Power supplies use a component called a "capacitor" to smooth out the DC current that goes to your computer's motherboard and other components. Capacitors gradually degrade over time; they degrade faster with elevated temperatures and elevated workloads. Not all capacitors are created equal and finding a quality power supply involves looking at reviews and ordering one to check the brand of the capacitors. A good rule of thumb is the higher the wattage the higher rating for the capacitors, the higher the rating the longer they will last. For trading computers, 600 watts is the standard, but larger wattages are better. More powerful trading computers will have a 700 watt, or more, power supply.
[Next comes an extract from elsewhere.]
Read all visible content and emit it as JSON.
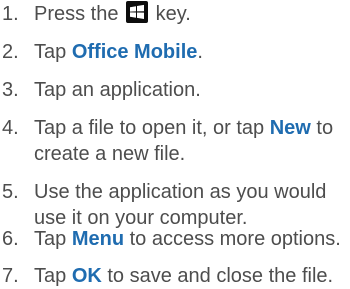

After considering wattage comes the maximum current that the 12-volt circuit can supply. This is critical in distinguishing a good power supply from a low-quality power supply. 12-volt circuits are sometimes divided into multiple smaller amperage circuits called "rails." At Trading Computers, we choose power supplies with no less than 38 amps for the 12-volt circuit and no less than 20 amps for each rail if there is more than one rail. It is preferred to have more than 45 amps total capacity on the 12-volt circuit because many of the better processors and video cards have a high instant starting current. This may trigger the overload safety device when you try to start your trading computer, preventing it from starting.